Trump rallies and speeches became must-see-TV for networks because of the huge ratings. He even used the networks’ quest for ratings to steal coverage from his opponent at critical moments. On the night Hillary Clinton won the Florida primary, the networks cut away from her victory speech to cover Trump hawking his brand of steaks and wine.
“I’ve never seen this ever before in American history,” recounts Gingrich. “Hillary starts to speak and not a single network covers her because they all understand in the age of the clicker, everyone will leave because they want to see what else Trump’s bringing out. Are you going to get a camel? Who knows what he’s going to do next?”
In short, Trump had effectively turned the overwhelming liability of an intimidating adversarial press into an asset by feeding the networks’ hunger for ratings. Yet his appeal was so unique, the major media could not understand it.
“It’s astonishing to me, as a historian,” mused Gingrich shortly after the election, “how the elite media has missed all of this. They are so rabid, they’re so ideologically committed, they are so terrified of the future that they can’t stop and ask themselves what is this anomaly? What is this remarkable thing? What is it we should know about the next president of the United States? They just can’t do it.
“His approach is so different it needs to be studied as a remarkably powerful and effective system for breaking out of the ideological gridlock which has kept America trapped in a cycle of destructive politics,” said Gingrich.
The historian also identified the unique source of power the president has in Washington.
“This is really important … I hope he does rallies for his whole presidency.

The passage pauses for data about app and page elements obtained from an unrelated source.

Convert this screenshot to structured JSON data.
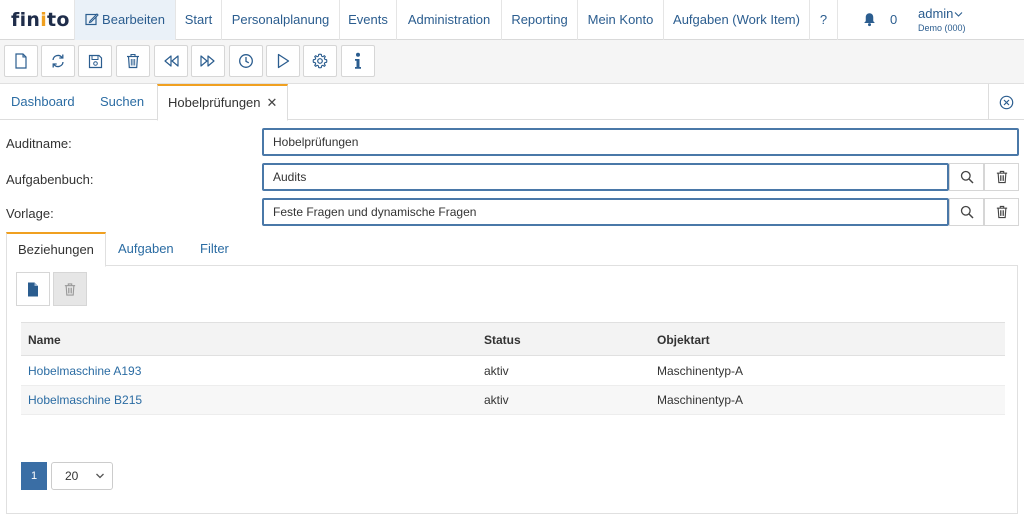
{
  "app": {
    "logo_left": "fin",
    "logo_dot": "i",
    "logo_right": "to"
  },
  "nav": {
    "items": [
      {
        "label": "Bearbeiten"
      },
      {
        "label": "Start"
      },
      {
        "label": "Personalplanung"
      },
      {
        "label": "Events"
      },
      {
        "label": "Administration"
      },
      {
        "label": "Reporting"
      },
      {
        "label": "Mein Konto"
      },
      {
        "label": "Aufgaben (Work Item)"
      },
      {
        "label": "?"
      }
    ],
    "notification_count": "0",
    "user_name": "admin",
    "user_sub": "Demo (000)"
  },
  "toolbar": {
    "icons": [
      "new-document-icon",
      "refresh-icon",
      "save-icon",
      "delete-icon",
      "rewind-icon",
      "fast-forward-icon",
      "clock-icon",
      "play-icon",
      "settings-icon",
      "info-icon"
    ]
  },
  "tabs": [
    {
      "label": "Dashboard"
    },
    {
      "label": "Suchen"
    },
    {
      "label": "Hobelprüfungen",
      "close": "✕"
    }
  ],
  "form": {
    "auditname_label": "Auditname:",
    "auditname_value": "Hobelprüfungen",
    "aufgabenbuch_label": "Aufgabenbuch:",
    "aufgabenbuch_value": "Audits",
    "vorlage_label": "Vorlage:",
    "vorlage_value": "Feste Fragen und dynamische Fragen"
  },
  "subtabs": [
    {
      "label": "Beziehungen"
    },
    {
      "label": "Aufgaben"
    },
    {
      "label": "Filter"
    }
  ],
  "table": {
    "headers": {
      "name": "Name",
      "status": "Status",
      "objektart": "Objektart"
    },
    "rows": [
      {
        "name": "Hobelmaschine A193",
        "status": "aktiv",
        "objektart": "Maschinentyp-A"
      },
      {
        "name": "Hobelmaschine B215",
        "status": "aktiv",
        "objektart": "Maschinentyp-A"
      }
    ]
  },
  "pagination": {
    "current_page": "1",
    "page_size": "20"
  },
  "colors": {
    "accent": "#f0a020",
    "link": "#2b6ca3",
    "primary": "#3a6ea5",
    "field_border": "#4a78a8"
  }
}
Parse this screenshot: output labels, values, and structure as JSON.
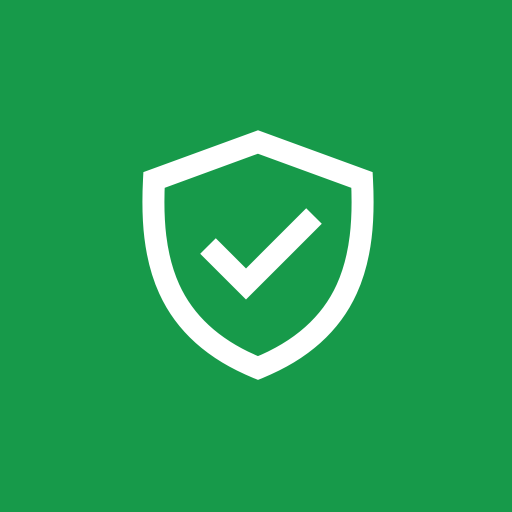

He draws the strength of reminding himself he is the tribune of the American people, not of Washington.”